Party will only comment on ex-president’s refusal to appear before Zondo after its next NEC meeting
The ANC will discuss former president Jacob Zuma’s decision to not cooperate with the state capture commission at its national executive committee (NEC) meeting next week.
Party spokesperson Pule Mabe said the party would comment on Zuma’s decision only after the NEC had discussed the matter.
Zuma on Monday vowed not to cooperate with the state capture commission, despite a ruling last week by the Constitutional Court compelling him to do so. The controversial decision will put Zuma squarely in contempt of, and in defiance of, the highest court in the land.
Mabe said the party had taken a decision not to provide running commentary on the developments at the state capture commission.
“You’d recall that we have always said that we are not going to make running comments unless the ANC has been requested to do so by the commission,” Mabe said.
“The NEC will have its own meeting next week where this development will be discussed and the ANC will comment only after that meeting.”
In a statement by the Jacob Gedleyihlekisa Zuma Foundation on Monday, the former statesman said he did not fear going to prison should his decision to not cooperate with the commission be considered a violation of the law.

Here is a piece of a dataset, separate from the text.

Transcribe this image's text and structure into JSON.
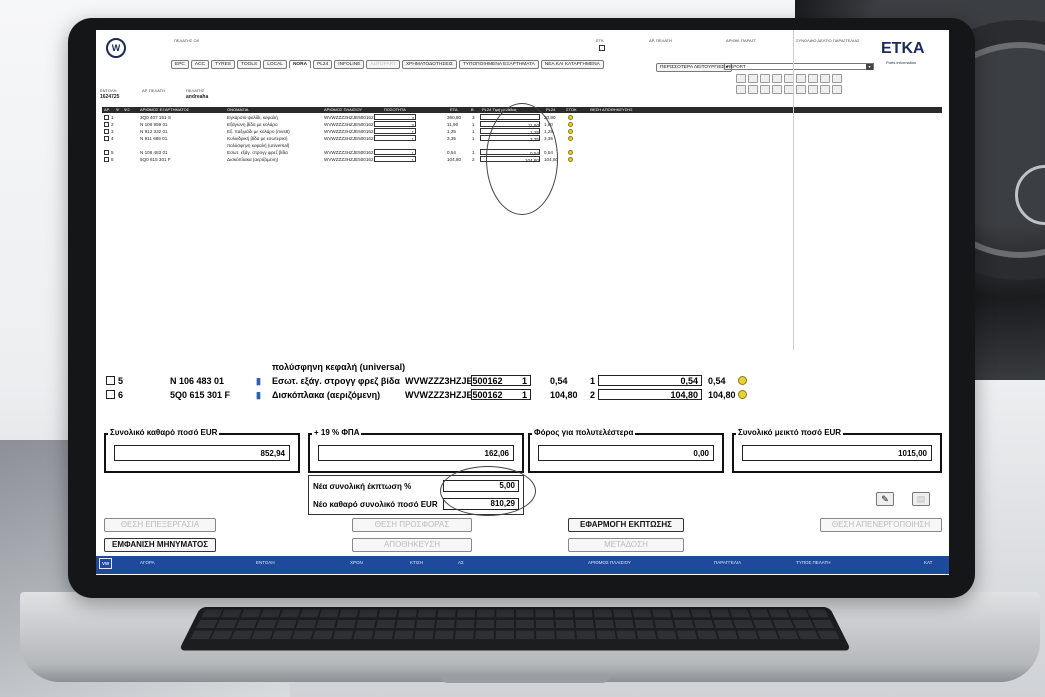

“If this stance is considered to be a violation of their law, then let their law take its course,” Zuma said. “I do not fear being arrested, I do not fear being convicted, nor do I fear being incarcerated.”
If this stance is considered to be a violation of their law, then let their law take its course.Jacob Zuma
Zuma contends that his decision not to cooperate with the commission still rests on his contention that the commission chair, deputy chief justice Raymond Zondo, is conflicted and biased and should recuse himself.
He maintains his earlier argument that the previous personal relationship with Zondo renders Zondo unfit to hear his evidence and will therefore not appear before him.
“I have never said that I do not want to appear before the commission but have said that I cannot appear before deputy chief justice Zondo because of a well-founded apprehension of bias and a history of personal relations between the deputy chief justice and myself,” Zuma said.
“I have taken his decision not to recuse himself on review as I believe his presiding over the proceedings does not provide me the certainty of a fair and just hearing.”
The EFF said on Monday that Zuma’s decision was misguided and called on Zuma and his legal counsel to reconsider the “ill-advised decision” that was likely to set a dangerous precedent.
“Mr Jacob Zuma must respond to the many allegations of corruption and wrongdoing levelled against him,” party spokesperson Delisile Ngwenya said. “Our call to [Zuma] to abide by the law also considers that the activities, direction and approach of the [commission] have been less than satisfactory.”
The Constitutional Court last week ruled that Zuma has to not only appear before the inquiry but must answer questions posed to him. It said in its judgment that Zuma does not have the right to remain silent when he appears.
Zuma said he was detained by the apartheid government during the struggle and served 10 years on Robben Island.
“I had never imagined there would come a time when a democratic government in SA built on constitutional values would behave exactly like the apartheid government in creating legal processes designed to target specific individuals in society.
“Witnessing this carries a much more amplified pain when realising it is a black liberated government behaving in this way against one of their own,” he said.
The inquiry, according to Zuma, is specifically designed to investigate him. He said it should therefore be named the Commission of Inquiry into Allegations of State Capture against Jacob Zuma – “as it has obviously been established to investigate me specifically”.